Have had a cold that turned into bronchitis. It’s happened a lot here. I’m around kids all day who are always passing something around. Plus, there’s a lot of smoke in the air from cooking and rubbish fires and I burn a mosquito coil every night.
I usually just ignore it but my lungs were getting more congested and I was pooped so I called the PC nurse. She told me to head to the outpatient unit at the hospital near me. There are two hospitals on my island. A tiny one near Asau and the “big” one, at the end of my village. Coincidence that they put the old broad near the hospital? Whatever, it means more buses so I’m happy.
I left school after interval yesterday. I figured sitting at the hospital would be a nice respite from the morning I’d had. We had two meetings going on. One for the teachers in the district, another for the school committee. I had 70+ kids for a few hours because their teachers were either in the meetings or making tea for the meetings.
To add to the mayhem, I was interrupted three times with requests to make copies for the meetings. Yes, I’ve taught the other teachers to make copies but making tea comes before teaching or copying.
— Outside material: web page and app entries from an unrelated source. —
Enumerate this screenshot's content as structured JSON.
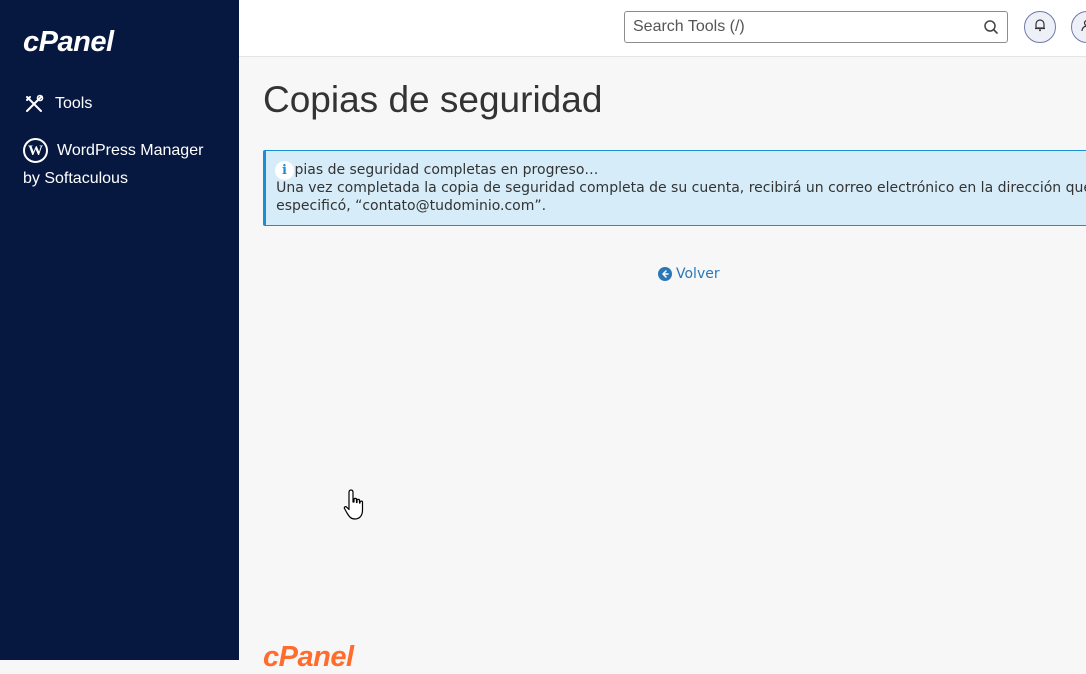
{
  "sidebar": {
    "logo": "cPanel",
    "items": [
      {
        "label": "Tools",
        "icon": "tools-icon"
      },
      {
        "label_line1": "WordPress Manager",
        "label_line2": "by Softaculous",
        "icon": "wordpress-icon"
      }
    ]
  },
  "topbar": {
    "search_placeholder": "Search Tools (/)"
  },
  "main": {
    "title": "Copias de seguridad",
    "alert": {
      "line1": "Copias de seguridad completas en progreso…",
      "line2": "Una vez completada la copia de seguridad completa de su cuenta, recibirá un correo electrónico en la dirección que",
      "line3": "especificó, “contato@tudominio.com”."
    },
    "back_label": "Volver"
  },
  "footer": {
    "logo": "cPanel"
  },
  "colors": {
    "sidebar_bg": "#071840",
    "alert_accent": "#1a8fd6",
    "link": "#2a77b8",
    "brand_orange": "#ff6c2c"
  }
}
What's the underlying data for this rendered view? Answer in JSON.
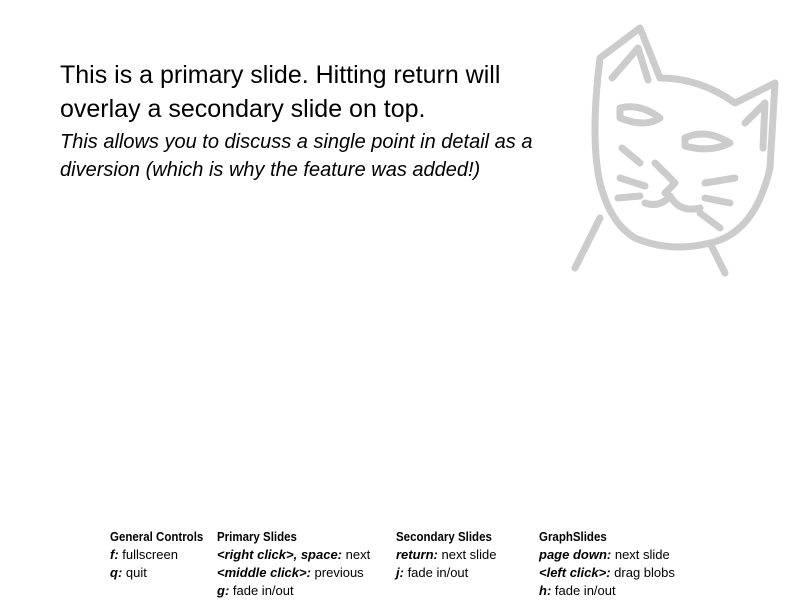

The trip to the hospital was my second. As with the first, I could not have asked for speedier, less expensive or more polite treatment. I checked in and was taken to a doctor in about 3 minutes. The “emergency room” where I was taken is air conditioned. I was already feeling better. The doctor diagnosed me with bronchitis and a lung infection. She prescribed breathing treatments and a shot to be done immediately, followed by lots of meds to take over the next week. Sadly, they involve steroids so my aspirations to be an Olympic athlete have been dashed.
I was treated by three nurses, two men and a woman and they were pleasant and professional. Well, except for having me sit for the breathing treatment in front of a desk where the log of everyone who’s visited the ER lately was open to view. Names, diagnosis, villages, ages.
I got the treatments, the shot and the prescriptions in less than an hour. It only took that long because I had to wait 10 minutes between each breathing treatment, which involved sitting there with a mask on, breathing medication. I opted for a shot in the arm instead of the bum. Several reasons for that. One, the nurse was a man in his 50’s and I’m shy. Second, it would have been done with other staff, patients and families around. I know because a young man got his while laying on a gurney 2 feet from where I was breathing in the medicine. Biggest reason was that I was wearing a puletasi. That involves a floor length wrap around skirt that is tied around my waist, then the fabric is rolled over to form a seamless waistband and keep the thing from falling off. Over that is a knee length tunic. Unwrapping me to get my butt exposed would have been a challenge.
Total cost for the doctor, treatments and meds was $17 tala. That’s about $8 US. Less than an hour at the Emergency Room. Compare that to the United States.
|Samoan Emergency Room|
|Storage for needles, medications, etc.|